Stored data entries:
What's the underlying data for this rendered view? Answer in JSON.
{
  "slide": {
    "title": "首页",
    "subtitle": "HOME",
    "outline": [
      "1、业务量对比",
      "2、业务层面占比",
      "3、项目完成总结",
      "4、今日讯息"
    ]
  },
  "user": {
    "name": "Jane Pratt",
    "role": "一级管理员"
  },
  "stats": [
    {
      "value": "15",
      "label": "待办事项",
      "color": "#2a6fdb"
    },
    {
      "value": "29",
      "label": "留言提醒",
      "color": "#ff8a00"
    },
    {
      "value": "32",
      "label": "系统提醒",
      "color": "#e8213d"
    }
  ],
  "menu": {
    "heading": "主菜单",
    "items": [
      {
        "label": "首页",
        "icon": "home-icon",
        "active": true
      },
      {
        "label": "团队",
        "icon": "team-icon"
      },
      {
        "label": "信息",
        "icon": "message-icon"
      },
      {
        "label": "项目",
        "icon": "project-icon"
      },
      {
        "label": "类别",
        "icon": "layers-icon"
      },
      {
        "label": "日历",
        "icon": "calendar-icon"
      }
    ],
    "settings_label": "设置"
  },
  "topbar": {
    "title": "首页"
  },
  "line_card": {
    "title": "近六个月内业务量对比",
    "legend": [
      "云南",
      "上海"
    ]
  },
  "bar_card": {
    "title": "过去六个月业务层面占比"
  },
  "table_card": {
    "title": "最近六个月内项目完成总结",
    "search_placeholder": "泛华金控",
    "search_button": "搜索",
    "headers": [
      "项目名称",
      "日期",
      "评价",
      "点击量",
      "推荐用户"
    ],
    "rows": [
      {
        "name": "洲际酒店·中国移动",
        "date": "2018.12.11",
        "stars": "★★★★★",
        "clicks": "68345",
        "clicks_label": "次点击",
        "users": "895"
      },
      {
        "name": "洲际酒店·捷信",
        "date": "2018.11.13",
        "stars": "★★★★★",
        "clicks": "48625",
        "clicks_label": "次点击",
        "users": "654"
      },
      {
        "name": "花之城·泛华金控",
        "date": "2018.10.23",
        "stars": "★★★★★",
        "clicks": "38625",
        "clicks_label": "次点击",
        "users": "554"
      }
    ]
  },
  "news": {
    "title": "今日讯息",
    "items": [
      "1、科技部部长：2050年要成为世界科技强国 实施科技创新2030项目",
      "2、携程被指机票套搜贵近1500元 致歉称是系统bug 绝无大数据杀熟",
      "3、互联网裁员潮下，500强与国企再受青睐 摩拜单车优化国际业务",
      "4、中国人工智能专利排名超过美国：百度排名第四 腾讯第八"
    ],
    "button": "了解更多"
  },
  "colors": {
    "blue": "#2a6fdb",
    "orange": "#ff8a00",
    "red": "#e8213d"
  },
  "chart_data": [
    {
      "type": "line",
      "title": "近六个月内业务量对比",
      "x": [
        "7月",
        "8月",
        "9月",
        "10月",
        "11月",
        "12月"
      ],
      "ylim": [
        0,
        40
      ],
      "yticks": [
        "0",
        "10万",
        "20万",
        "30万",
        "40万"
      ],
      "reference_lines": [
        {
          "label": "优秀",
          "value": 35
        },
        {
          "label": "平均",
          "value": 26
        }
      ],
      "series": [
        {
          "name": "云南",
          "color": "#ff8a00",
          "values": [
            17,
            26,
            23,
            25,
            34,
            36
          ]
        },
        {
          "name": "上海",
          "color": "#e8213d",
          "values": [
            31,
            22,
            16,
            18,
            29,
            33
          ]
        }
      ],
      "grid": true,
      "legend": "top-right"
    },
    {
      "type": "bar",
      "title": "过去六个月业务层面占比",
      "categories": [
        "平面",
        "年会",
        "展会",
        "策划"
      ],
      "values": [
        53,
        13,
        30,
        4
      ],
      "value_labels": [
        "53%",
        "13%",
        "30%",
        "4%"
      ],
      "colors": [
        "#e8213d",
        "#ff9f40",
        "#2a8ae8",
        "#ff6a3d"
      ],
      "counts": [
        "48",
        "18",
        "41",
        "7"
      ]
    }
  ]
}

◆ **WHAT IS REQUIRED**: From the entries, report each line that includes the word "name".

◆ **ANSWER SECTION**:
    "name": "Jane Pratt",
        "name": "洲际酒店·中国移动",
        "name": "洲际酒店·捷信",
        "name": "花之城·泛华金控",
          "name": "云南",
          "name": "上海",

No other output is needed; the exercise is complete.